(Component data from apps and pages)
____
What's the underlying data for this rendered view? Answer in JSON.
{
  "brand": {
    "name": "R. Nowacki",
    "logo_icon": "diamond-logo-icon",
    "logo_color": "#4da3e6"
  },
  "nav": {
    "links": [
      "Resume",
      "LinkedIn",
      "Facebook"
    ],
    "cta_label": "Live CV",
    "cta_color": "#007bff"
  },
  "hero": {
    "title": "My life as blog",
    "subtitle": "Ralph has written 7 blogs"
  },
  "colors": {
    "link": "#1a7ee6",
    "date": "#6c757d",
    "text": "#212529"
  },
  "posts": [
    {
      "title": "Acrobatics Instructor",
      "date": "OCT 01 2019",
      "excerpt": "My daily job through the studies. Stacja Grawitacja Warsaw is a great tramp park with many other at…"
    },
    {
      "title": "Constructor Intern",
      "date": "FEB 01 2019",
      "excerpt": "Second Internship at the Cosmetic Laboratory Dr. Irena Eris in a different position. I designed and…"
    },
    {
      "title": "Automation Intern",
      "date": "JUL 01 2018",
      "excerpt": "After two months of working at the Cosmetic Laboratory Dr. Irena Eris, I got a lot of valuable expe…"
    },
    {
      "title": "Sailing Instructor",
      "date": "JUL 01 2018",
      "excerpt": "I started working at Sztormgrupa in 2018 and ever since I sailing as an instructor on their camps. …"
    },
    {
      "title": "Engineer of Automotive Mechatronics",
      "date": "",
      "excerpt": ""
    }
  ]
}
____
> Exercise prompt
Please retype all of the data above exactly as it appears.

> Answer section
What's the underlying data for this rendered view? Answer in JSON.
{
  "brand": {
    "name": "R. Nowacki",
    "logo_icon": "diamond-logo-icon",
    "logo_color": "#4da3e6"
  },
  "nav": {
    "links": [
      "Resume",
      "LinkedIn",
      "Facebook"
    ],
    "cta_label": "Live CV",
    "cta_color": "#007bff"
  },
  "hero": {
    "title": "My life as blog",
    "subtitle": "Ralph has written 7 blogs"
  },
  "colors": {
    "link": "#1a7ee6",
    "date": "#6c757d",
    "text": "#212529"
  },
  "posts": [
    {
      "title": "Acrobatics Instructor",
      "date": "OCT 01 2019",
      "excerpt": "My daily job through the studies. Stacja Grawitacja Warsaw is a great tramp park with many other at…"
    },
    {
      "title": "Constructor Intern",
      "date": "FEB 01 2019",
      "excerpt": "Second Internship at the Cosmetic Laboratory Dr. Irena Eris in a different position. I designed and…"
    },
    {
      "title": "Automation Intern",
      "date": "JUL 01 2018",
      "excerpt": "After two months of working at the Cosmetic Laboratory Dr. Irena Eris, I got a lot of valuable expe…"
    },
    {
      "title": "Sailing Instructor",
      "date": "JUL 01 2018",
      "excerpt": "I started working at Sztormgrupa in 2018 and ever since I sailing as an instructor on their camps. …"
    },
    {
      "title": "Engineer of Automotive Mechatronics",
      "date": "",
      "excerpt": ""
    }
  ]
}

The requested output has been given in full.